## How to complete this task
Copy out every entry that follows, without a single picture.

## Records shown

▶

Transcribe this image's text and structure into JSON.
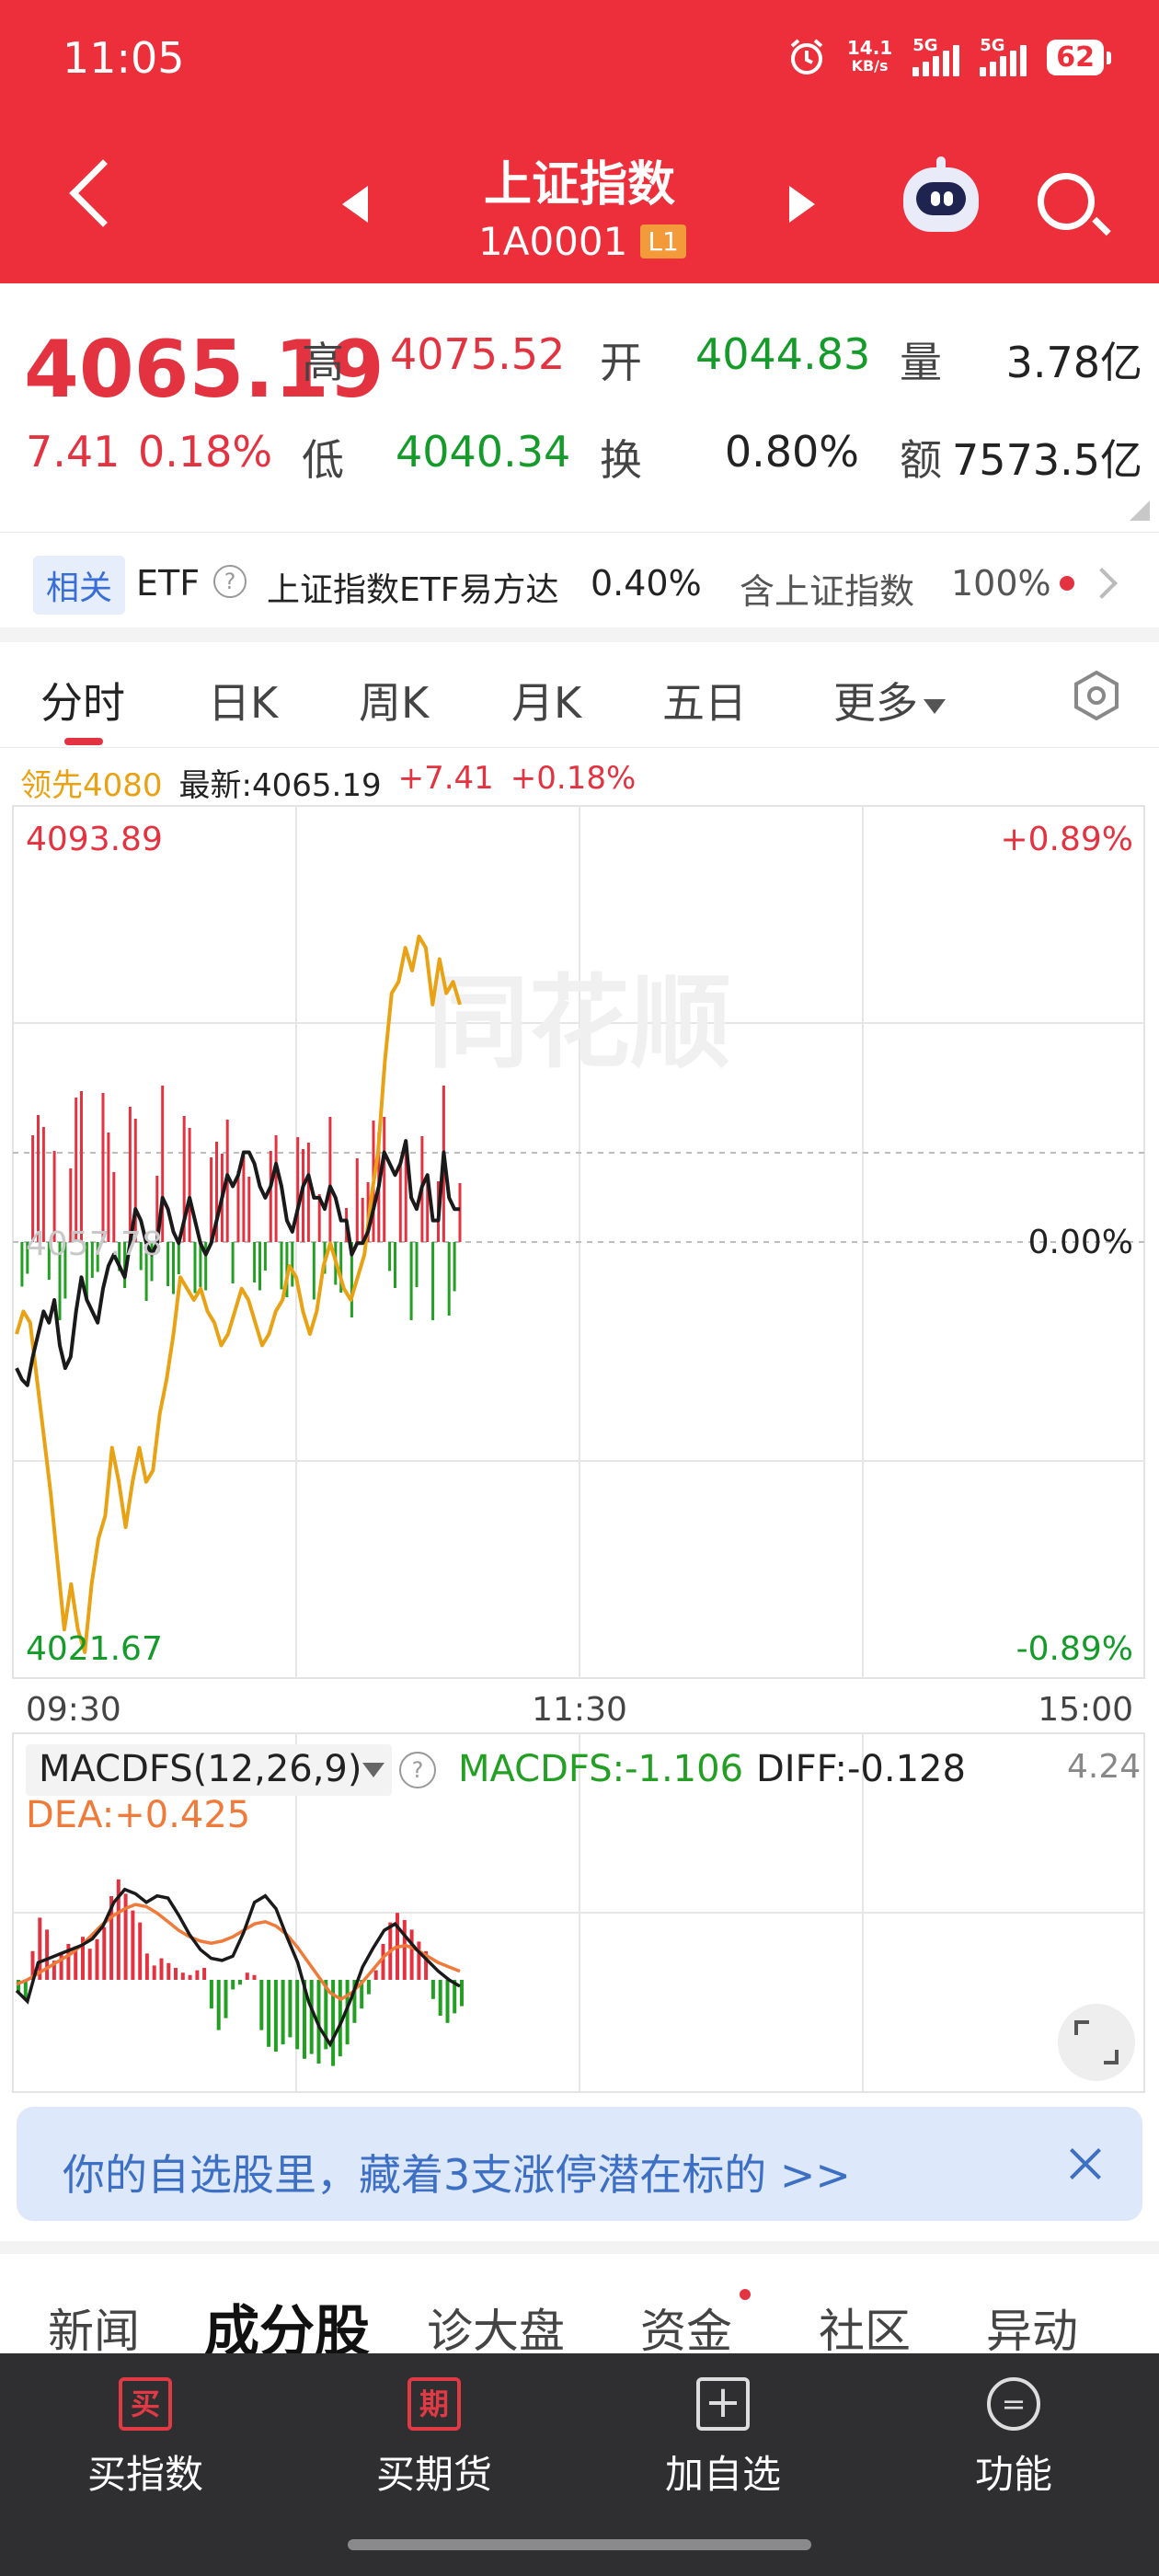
{
  "status_bar": {
    "time": "11:05",
    "net_speed_value": "14.1",
    "net_speed_unit": "KB/s",
    "signal1_label": "5G",
    "signal2_label": "5G",
    "battery": "62"
  },
  "header": {
    "title": "上证指数",
    "code": "1A0001",
    "level_badge": "L1",
    "icons": [
      "back-icon",
      "prev-triangle-icon",
      "next-triangle-icon",
      "robot-assistant-icon",
      "search-icon"
    ]
  },
  "quote": {
    "price": "4065.19",
    "change": "7.41",
    "change_pct": "0.18%",
    "high_label": "高",
    "high": "4075.52",
    "open_label": "开",
    "open": "4044.83",
    "volume_label": "量",
    "volume": "3.78亿",
    "low_label": "低",
    "low": "4040.34",
    "turnover_label": "换",
    "turnover": "0.80%",
    "amount_label": "额",
    "amount": "7573.5亿"
  },
  "etf": {
    "tag": "相关",
    "etf_label": "ETF",
    "help": "?",
    "name": "上证指数ETF易方达",
    "change": "0.40%",
    "holding_label": "含上证指数",
    "holding": "100%"
  },
  "tabs": [
    {
      "label": "分时"
    },
    {
      "label": "日K"
    },
    {
      "label": "周K"
    },
    {
      "label": "月K"
    },
    {
      "label": "五日"
    },
    {
      "label": "更多"
    }
  ],
  "chart_legend": {
    "lead": "领先4080",
    "latest": "最新:4065.19",
    "change": "+7.41",
    "change_pct": "+0.18%"
  },
  "chart_labels": {
    "y_top": "4093.89",
    "y_bottom": "4021.67",
    "pct_top": "+0.89%",
    "pct_zero": "0.00%",
    "pct_bottom": "-0.89%",
    "base_faint": "4057.78",
    "t_start": "09:30",
    "t_mid": "11:30",
    "t_end": "15:00",
    "watermark": "同花顺"
  },
  "macd": {
    "selector": "MACDFS(12,26,9)",
    "help": "?",
    "macdfs": "MACDFS:-1.106",
    "diff": "DIFF:-0.128",
    "dea": "DEA:+0.425",
    "scale_top": "4.24"
  },
  "chart_data": [
    {
      "type": "line",
      "title": "",
      "xlabel": "",
      "ylabel": "",
      "x_ticks": [
        "09:30",
        "11:30",
        "15:00"
      ],
      "ylim": [
        4021.67,
        4093.89
      ],
      "base": 4057.78,
      "series": [
        {
          "name": "最新",
          "color": "#1a1a1a",
          "values": [
            4047.0,
            4046.0,
            4045.5,
            4048,
            4050,
            4052,
            4051,
            4053,
            4049,
            4047,
            4048,
            4052,
            4055,
            4053,
            4052,
            4051,
            4054,
            4056,
            4057,
            4056,
            4055,
            4058,
            4061,
            4060,
            4058,
            4057,
            4058,
            4062,
            4061,
            4059,
            4058,
            4060,
            4062,
            4060,
            4058,
            4057,
            4058,
            4060,
            4062,
            4064,
            4063,
            4064,
            4066,
            4066,
            4065,
            4063,
            4062,
            4063,
            4065,
            4063,
            4060,
            4059,
            4061,
            4063,
            4064,
            4062,
            4062,
            4061,
            4063,
            4062,
            4060,
            4060,
            4057,
            4058,
            4058,
            4059,
            4061,
            4063,
            4066,
            4065,
            4064,
            4065,
            4067,
            4062,
            4061,
            4063,
            4064,
            4060,
            4060,
            4066,
            4062,
            4061,
            4061
          ]
        },
        {
          "name": "领先",
          "color": "#e8a214",
          "values": [
            4050,
            4052,
            4051,
            4046,
            4041,
            4036,
            4030,
            4024,
            4028,
            4024,
            4022,
            4028,
            4032,
            4034,
            4040,
            4037,
            4033,
            4037,
            4040,
            4037,
            4038,
            4043,
            4046,
            4050,
            4055,
            4054,
            4053,
            4054,
            4052,
            4051,
            4049,
            4050,
            4052,
            4054,
            4053,
            4051,
            4049,
            4050,
            4052,
            4053,
            4056,
            4055,
            4052,
            4050,
            4052,
            4056,
            4058,
            4056,
            4054,
            4053,
            4055,
            4057,
            4062,
            4066,
            4074,
            4080,
            4081,
            4084,
            4082,
            4085,
            4084,
            4079,
            4083,
            4080,
            4081,
            4079
          ]
        }
      ]
    },
    {
      "type": "bar",
      "title": "",
      "series": [
        {
          "name": "MACDFS",
          "values": [
            -0.5,
            -0.8,
            1.2,
            2.6,
            2.1,
            0.8,
            1.1,
            1.5,
            1.4,
            1.8,
            1.3,
            1.7,
            2.2,
            3.5,
            4.2,
            3.6,
            2.9,
            2.4,
            1.1,
            0.6,
            0.9,
            0.7,
            0.5,
            0.3,
            0.2,
            0.4,
            0.5,
            -1.2,
            -2.1,
            -1.6,
            -0.4,
            -0.2,
            0.3,
            0.2,
            -2.1,
            -2.8,
            -3.0,
            -2.7,
            -2.4,
            -2.9,
            -3.3,
            -3.1,
            -3.5,
            -2.9,
            -3.6,
            -3.2,
            -2.7,
            -1.8,
            -1.2,
            -0.6,
            0.4,
            1.5,
            2.4,
            2.8,
            2.5,
            2.1,
            1.6,
            1.2,
            -0.8,
            -1.5,
            -1.8,
            -1.4,
            -1.1
          ]
        },
        {
          "name": "DIFF",
          "values": [
            -0.5,
            -1.0,
            0.8,
            1.0,
            1.2,
            1.4,
            1.6,
            1.9,
            2.5,
            3.6,
            4.2,
            4.0,
            3.6,
            3.9,
            3.8,
            3.0,
            2.1,
            1.4,
            1.0,
            0.9,
            1.1,
            2.2,
            3.6,
            3.9,
            3.3,
            2.0,
            0.8,
            -1.0,
            -2.2,
            -3.0,
            -2.0,
            -0.8,
            0.6,
            1.5,
            2.3,
            2.6,
            2.0,
            1.4,
            0.9,
            0.4,
            0.0,
            -0.3
          ]
        },
        {
          "name": "DEA",
          "values": [
            -0.2,
            0.0,
            0.3,
            0.6,
            0.9,
            1.2,
            1.6,
            2.1,
            2.6,
            3.0,
            3.3,
            3.5,
            3.4,
            3.1,
            2.7,
            2.3,
            2.0,
            1.8,
            1.7,
            1.8,
            2.0,
            2.3,
            2.6,
            2.7,
            2.5,
            2.1,
            1.5,
            0.8,
            0.1,
            -0.6,
            -0.9,
            -0.6,
            -0.1,
            0.5,
            1.1,
            1.5,
            1.6,
            1.4,
            1.1,
            0.8,
            0.6,
            0.4
          ]
        }
      ],
      "colors": {
        "up": "#e43340",
        "down": "#23a023",
        "diff": "#1a1a1a",
        "dea": "#f07a3a"
      }
    }
  ],
  "banner": {
    "text": "你的自选股里，藏着3支涨停潜在标的 >>"
  },
  "bottom_tabs": [
    {
      "label": "新闻"
    },
    {
      "label": "成分股"
    },
    {
      "label": "诊大盘"
    },
    {
      "label": "资金"
    },
    {
      "label": "社区"
    },
    {
      "label": "异动"
    }
  ],
  "bottom_nav": [
    {
      "icon_text": "买",
      "label": "买指数"
    },
    {
      "icon_text": "期",
      "label": "买期货"
    },
    {
      "icon_text": "+",
      "label": "加自选"
    },
    {
      "icon_text": "=",
      "label": "功能"
    }
  ],
  "colors": {
    "brand_red": "#ec2f3b",
    "up": "#e43340",
    "down": "#149b2a",
    "lead_line": "#e8a214",
    "banner_text": "#3d6fc4"
  }
}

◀

## Result of the task
Transcribe this image's text and structure into JSON.
{
  "status_bar": {
    "time": "11:05",
    "net_speed_value": "14.1",
    "net_speed_unit": "KB/s",
    "signal1_label": "5G",
    "signal2_label": "5G",
    "battery": "62"
  },
  "header": {
    "title": "上证指数",
    "code": "1A0001",
    "level_badge": "L1",
    "icons": [
      "back-icon",
      "prev-triangle-icon",
      "next-triangle-icon",
      "robot-assistant-icon",
      "search-icon"
    ]
  },
  "quote": {
    "price": "4065.19",
    "change": "7.41",
    "change_pct": "0.18%",
    "high_label": "高",
    "high": "4075.52",
    "open_label": "开",
    "open": "4044.83",
    "volume_label": "量",
    "volume": "3.78亿",
    "low_label": "低",
    "low": "4040.34",
    "turnover_label": "换",
    "turnover": "0.80%",
    "amount_label": "额",
    "amount": "7573.5亿"
  },
  "etf": {
    "tag": "相关",
    "etf_label": "ETF",
    "help": "?",
    "name": "上证指数ETF易方达",
    "change": "0.40%",
    "holding_label": "含上证指数",
    "holding": "100%"
  },
  "tabs": [
    {
      "label": "分时"
    },
    {
      "label": "日K"
    },
    {
      "label": "周K"
    },
    {
      "label": "月K"
    },
    {
      "label": "五日"
    },
    {
      "label": "更多"
    }
  ],
  "chart_legend": {
    "lead": "领先4080",
    "latest": "最新:4065.19",
    "change": "+7.41",
    "change_pct": "+0.18%"
  },
  "chart_labels": {
    "y_top": "4093.89",
    "y_bottom": "4021.67",
    "pct_top": "+0.89%",
    "pct_zero": "0.00%",
    "pct_bottom": "-0.89%",
    "base_faint": "4057.78",
    "t_start": "09:30",
    "t_mid": "11:30",
    "t_end": "15:00",
    "watermark": "同花顺"
  },
  "macd": {
    "selector": "MACDFS(12,26,9)",
    "help": "?",
    "macdfs": "MACDFS:-1.106",
    "diff": "DIFF:-0.128",
    "dea": "DEA:+0.425",
    "scale_top": "4.24"
  },
  "chart_data": [
    {
      "type": "line",
      "title": "",
      "xlabel": "",
      "ylabel": "",
      "x_ticks": [
        "09:30",
        "11:30",
        "15:00"
      ],
      "ylim": [
        4021.67,
        4093.89
      ],
      "base": 4057.78,
      "series": [
        {
          "name": "最新",
          "color": "#1a1a1a",
          "values": [
            4047.0,
            4046.0,
            4045.5,
            4048,
            4050,
            4052,
            4051,
            4053,
            4049,
            4047,
            4048,
            4052,
            4055,
            4053,
            4052,
            4051,
            4054,
            4056,
            4057,
            4056,
            4055,
            4058,
            4061,
            4060,
            4058,
            4057,
            4058,
            4062,
            4061,
            4059,
            4058,
            4060,
            4062,
            4060,
            4058,
            4057,
            4058,
            4060,
            4062,
            4064,
            4063,
            4064,
            4066,
            4066,
            4065,
            4063,
            4062,
            4063,
            4065,
            4063,
            4060,
            4059,
            4061,
            4063,
            4064,
            4062,
            4062,
            4061,
            4063,
            4062,
            4060,
            4060,
            4057,
            4058,
            4058,
            4059,
            4061,
            4063,
            4066,
            4065,
            4064,
            4065,
            4067,
            4062,
            4061,
            4063,
            4064,
            4060,
            4060,
            4066,
            4062,
            4061,
            4061
          ]
        },
        {
          "name": "领先",
          "color": "#e8a214",
          "values": [
            4050,
            4052,
            4051,
            4046,
            4041,
            4036,
            4030,
            4024,
            4028,
            4024,
            4022,
            4028,
            4032,
            4034,
            4040,
            4037,
            4033,
            4037,
            4040,
            4037,
            4038,
            4043,
            4046,
            4050,
            4055,
            4054,
            4053,
            4054,
            4052,
            4051,
            4049,
            4050,
            4052,
            4054,
            4053,
            4051,
            4049,
            4050,
            4052,
            4053,
            4056,
            4055,
            4052,
            4050,
            4052,
            4056,
            4058,
            4056,
            4054,
            4053,
            4055,
            4057,
            4062,
            4066,
            4074,
            4080,
            4081,
            4084,
            4082,
            4085,
            4084,
            4079,
            4083,
            4080,
            4081,
            4079
          ]
        }
      ]
    },
    {
      "type": "bar",
      "title": "",
      "series": [
        {
          "name": "MACDFS",
          "values": [
            -0.5,
            -0.8,
            1.2,
            2.6,
            2.1,
            0.8,
            1.1,
            1.5,
            1.4,
            1.8,
            1.3,
            1.7,
            2.2,
            3.5,
            4.2,
            3.6,
            2.9,
            2.4,
            1.1,
            0.6,
            0.9,
            0.7,
            0.5,
            0.3,
            0.2,
            0.4,
            0.5,
            -1.2,
            -2.1,
            -1.6,
            -0.4,
            -0.2,
            0.3,
            0.2,
            -2.1,
            -2.8,
            -3.0,
            -2.7,
            -2.4,
            -2.9,
            -3.3,
            -3.1,
            -3.5,
            -2.9,
            -3.6,
            -3.2,
            -2.7,
            -1.8,
            -1.2,
            -0.6,
            0.4,
            1.5,
            2.4,
            2.8,
            2.5,
            2.1,
            1.6,
            1.2,
            -0.8,
            -1.5,
            -1.8,
            -1.4,
            -1.1
          ]
        },
        {
          "name": "DIFF",
          "values": [
            -0.5,
            -1.0,
            0.8,
            1.0,
            1.2,
            1.4,
            1.6,
            1.9,
            2.5,
            3.6,
            4.2,
            4.0,
            3.6,
            3.9,
            3.8,
            3.0,
            2.1,
            1.4,
            1.0,
            0.9,
            1.1,
            2.2,
            3.6,
            3.9,
            3.3,
            2.0,
            0.8,
            -1.0,
            -2.2,
            -3.0,
            -2.0,
            -0.8,
            0.6,
            1.5,
            2.3,
            2.6,
            2.0,
            1.4,
            0.9,
            0.4,
            0.0,
            -0.3
          ]
        },
        {
          "name": "DEA",
          "values": [
            -0.2,
            0.0,
            0.3,
            0.6,
            0.9,
            1.2,
            1.6,
            2.1,
            2.6,
            3.0,
            3.3,
            3.5,
            3.4,
            3.1,
            2.7,
            2.3,
            2.0,
            1.8,
            1.7,
            1.8,
            2.0,
            2.3,
            2.6,
            2.7,
            2.5,
            2.1,
            1.5,
            0.8,
            0.1,
            -0.6,
            -0.9,
            -0.6,
            -0.1,
            0.5,
            1.1,
            1.5,
            1.6,
            1.4,
            1.1,
            0.8,
            0.6,
            0.4
          ]
        }
      ],
      "colors": {
        "up": "#e43340",
        "down": "#23a023",
        "diff": "#1a1a1a",
        "dea": "#f07a3a"
      }
    }
  ],
  "banner": {
    "text": "你的自选股里，藏着3支涨停潜在标的 >>"
  },
  "bottom_tabs": [
    {
      "label": "新闻"
    },
    {
      "label": "成分股"
    },
    {
      "label": "诊大盘"
    },
    {
      "label": "资金"
    },
    {
      "label": "社区"
    },
    {
      "label": "异动"
    }
  ],
  "bottom_nav": [
    {
      "icon_text": "买",
      "label": "买指数"
    },
    {
      "icon_text": "期",
      "label": "买期货"
    },
    {
      "icon_text": "+",
      "label": "加自选"
    },
    {
      "icon_text": "=",
      "label": "功能"
    }
  ],
  "colors": {
    "brand_red": "#ec2f3b",
    "up": "#e43340",
    "down": "#149b2a",
    "lead_line": "#e8a214",
    "banner_text": "#3d6fc4"
  }
}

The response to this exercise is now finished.